The New York Times, quoting officials with knowledge of the investigation, said the CIA's inspector general launched the probe after members of Congress complained that agency officers had improperly accessed the work of Intelligence Committee staffers.
According to one official cited by the newspaper, CIA employees went so far as to gain access to computer networks the committee was using in its work for a report on the detention program conducted during President George W. Bush's administration.
Senate Armed Services Committee Chairman Carl Levin said in a statement that "if, as alleged in the media, CIA accessed without permission or authority a computer network dedicated for use by a Senate committee, it would be an extremely serious matter."

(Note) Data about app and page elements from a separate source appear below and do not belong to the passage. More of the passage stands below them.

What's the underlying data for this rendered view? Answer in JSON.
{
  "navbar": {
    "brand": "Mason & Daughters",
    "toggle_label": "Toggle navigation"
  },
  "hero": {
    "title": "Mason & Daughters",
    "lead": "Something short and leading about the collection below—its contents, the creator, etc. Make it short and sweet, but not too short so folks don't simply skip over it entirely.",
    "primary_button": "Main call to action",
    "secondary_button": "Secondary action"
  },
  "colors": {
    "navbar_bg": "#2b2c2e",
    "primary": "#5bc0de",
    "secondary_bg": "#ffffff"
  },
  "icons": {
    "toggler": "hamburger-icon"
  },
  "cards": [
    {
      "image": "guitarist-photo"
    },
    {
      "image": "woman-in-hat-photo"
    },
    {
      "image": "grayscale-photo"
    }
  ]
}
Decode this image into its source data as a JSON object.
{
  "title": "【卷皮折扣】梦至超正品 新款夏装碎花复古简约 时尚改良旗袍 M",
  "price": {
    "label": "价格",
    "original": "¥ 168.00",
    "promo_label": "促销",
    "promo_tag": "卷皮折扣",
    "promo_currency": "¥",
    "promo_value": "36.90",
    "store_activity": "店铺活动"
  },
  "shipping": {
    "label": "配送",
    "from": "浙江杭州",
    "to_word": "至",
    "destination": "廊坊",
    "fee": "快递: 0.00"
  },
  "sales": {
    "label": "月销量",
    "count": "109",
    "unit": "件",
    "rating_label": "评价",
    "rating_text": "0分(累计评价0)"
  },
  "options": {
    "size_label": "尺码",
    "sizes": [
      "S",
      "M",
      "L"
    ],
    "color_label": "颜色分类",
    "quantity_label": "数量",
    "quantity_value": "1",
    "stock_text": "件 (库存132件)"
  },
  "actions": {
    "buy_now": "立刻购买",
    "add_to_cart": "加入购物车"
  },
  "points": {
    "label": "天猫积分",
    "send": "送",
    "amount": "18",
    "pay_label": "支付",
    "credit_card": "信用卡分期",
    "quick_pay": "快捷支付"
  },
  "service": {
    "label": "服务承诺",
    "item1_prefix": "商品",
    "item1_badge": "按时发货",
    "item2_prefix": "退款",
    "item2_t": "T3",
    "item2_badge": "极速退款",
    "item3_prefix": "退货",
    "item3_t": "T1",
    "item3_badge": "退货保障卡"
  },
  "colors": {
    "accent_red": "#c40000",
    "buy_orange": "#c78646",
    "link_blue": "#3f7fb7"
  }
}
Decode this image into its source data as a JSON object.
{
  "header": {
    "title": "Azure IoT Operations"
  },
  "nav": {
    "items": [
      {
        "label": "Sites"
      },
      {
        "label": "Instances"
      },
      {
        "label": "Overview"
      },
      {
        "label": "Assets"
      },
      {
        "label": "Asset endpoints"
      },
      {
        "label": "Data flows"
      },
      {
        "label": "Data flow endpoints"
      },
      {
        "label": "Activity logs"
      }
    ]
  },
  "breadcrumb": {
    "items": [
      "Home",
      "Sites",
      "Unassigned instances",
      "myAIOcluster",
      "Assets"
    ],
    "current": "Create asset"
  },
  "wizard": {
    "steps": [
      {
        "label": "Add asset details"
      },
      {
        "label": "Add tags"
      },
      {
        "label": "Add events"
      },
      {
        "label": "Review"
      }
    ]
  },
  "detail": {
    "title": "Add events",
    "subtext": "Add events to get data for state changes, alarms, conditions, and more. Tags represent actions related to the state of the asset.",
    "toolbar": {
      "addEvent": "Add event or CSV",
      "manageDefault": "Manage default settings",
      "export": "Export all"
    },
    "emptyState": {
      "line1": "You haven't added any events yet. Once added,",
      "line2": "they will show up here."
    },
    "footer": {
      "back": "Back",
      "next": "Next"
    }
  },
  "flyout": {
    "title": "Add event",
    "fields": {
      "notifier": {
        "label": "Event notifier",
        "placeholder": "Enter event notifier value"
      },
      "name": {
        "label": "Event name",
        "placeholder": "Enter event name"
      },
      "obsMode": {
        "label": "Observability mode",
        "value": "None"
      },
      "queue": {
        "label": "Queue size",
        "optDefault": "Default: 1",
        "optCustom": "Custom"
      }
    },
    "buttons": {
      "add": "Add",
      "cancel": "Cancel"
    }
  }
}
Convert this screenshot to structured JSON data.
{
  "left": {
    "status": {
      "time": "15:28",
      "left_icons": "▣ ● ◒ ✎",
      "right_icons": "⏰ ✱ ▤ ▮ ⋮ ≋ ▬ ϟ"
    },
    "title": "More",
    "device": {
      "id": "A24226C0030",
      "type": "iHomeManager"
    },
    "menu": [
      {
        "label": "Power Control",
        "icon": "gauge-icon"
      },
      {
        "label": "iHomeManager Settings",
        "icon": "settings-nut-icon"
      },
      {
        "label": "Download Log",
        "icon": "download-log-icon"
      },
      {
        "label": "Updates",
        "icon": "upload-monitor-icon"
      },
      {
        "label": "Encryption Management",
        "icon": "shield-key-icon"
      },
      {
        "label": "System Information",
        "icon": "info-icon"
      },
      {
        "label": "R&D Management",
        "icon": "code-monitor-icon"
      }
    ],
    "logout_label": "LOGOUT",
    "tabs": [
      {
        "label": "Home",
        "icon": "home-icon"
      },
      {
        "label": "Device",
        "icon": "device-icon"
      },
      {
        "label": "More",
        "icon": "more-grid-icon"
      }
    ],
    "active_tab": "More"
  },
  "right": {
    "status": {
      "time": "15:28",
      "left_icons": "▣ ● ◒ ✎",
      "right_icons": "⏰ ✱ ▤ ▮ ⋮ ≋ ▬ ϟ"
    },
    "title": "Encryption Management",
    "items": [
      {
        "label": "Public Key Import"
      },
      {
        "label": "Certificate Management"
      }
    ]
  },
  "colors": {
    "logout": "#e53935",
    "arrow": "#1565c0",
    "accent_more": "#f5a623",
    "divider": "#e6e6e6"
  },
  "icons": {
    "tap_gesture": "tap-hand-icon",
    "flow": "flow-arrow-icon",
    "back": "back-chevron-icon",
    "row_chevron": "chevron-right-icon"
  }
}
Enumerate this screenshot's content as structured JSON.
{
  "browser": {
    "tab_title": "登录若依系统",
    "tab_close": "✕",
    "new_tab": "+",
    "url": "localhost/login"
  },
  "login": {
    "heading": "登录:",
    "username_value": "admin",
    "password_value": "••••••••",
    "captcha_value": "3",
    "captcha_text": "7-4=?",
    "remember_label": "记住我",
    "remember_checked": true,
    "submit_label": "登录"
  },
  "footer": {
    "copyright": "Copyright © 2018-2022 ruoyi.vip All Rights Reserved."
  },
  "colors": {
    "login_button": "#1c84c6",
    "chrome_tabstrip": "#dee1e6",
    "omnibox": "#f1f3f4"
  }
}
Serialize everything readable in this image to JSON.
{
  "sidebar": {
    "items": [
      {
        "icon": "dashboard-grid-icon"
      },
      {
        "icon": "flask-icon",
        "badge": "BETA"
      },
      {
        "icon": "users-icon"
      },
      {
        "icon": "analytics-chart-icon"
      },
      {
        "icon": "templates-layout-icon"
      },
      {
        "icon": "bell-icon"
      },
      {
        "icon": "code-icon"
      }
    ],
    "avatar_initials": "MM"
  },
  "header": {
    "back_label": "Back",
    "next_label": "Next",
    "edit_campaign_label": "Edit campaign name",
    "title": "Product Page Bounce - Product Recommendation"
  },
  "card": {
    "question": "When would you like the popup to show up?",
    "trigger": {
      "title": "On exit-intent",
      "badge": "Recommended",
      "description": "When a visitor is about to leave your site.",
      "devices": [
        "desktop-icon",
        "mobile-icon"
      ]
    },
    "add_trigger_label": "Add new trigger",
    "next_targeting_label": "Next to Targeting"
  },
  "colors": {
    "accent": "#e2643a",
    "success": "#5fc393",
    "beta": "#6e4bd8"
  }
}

The Michigan Democrat said such activity, if true, "would impede Congress' ability to carry out its constitutional oversight responsibilities and could violate federal law."
CIA Director John Brennan said he was "deeply dismayed that some members of the Senate have decided to make spurious allegations about CIA actions that are wholly unsupported by the facts.
"I am very confident that the appropriate authorities reviewing this matter will determine where wrongdoing, if any, occurred in either the Executive Branch or Legislative Branch," Brennan said in a statement.
"Until then, I would encourage others to refrain from outbursts that do a disservice to the important relationship that needs to be maintained between intelligence officials and Congressional overseers."
A CIA spokesman declined to elaborate beyond Brennan's statement.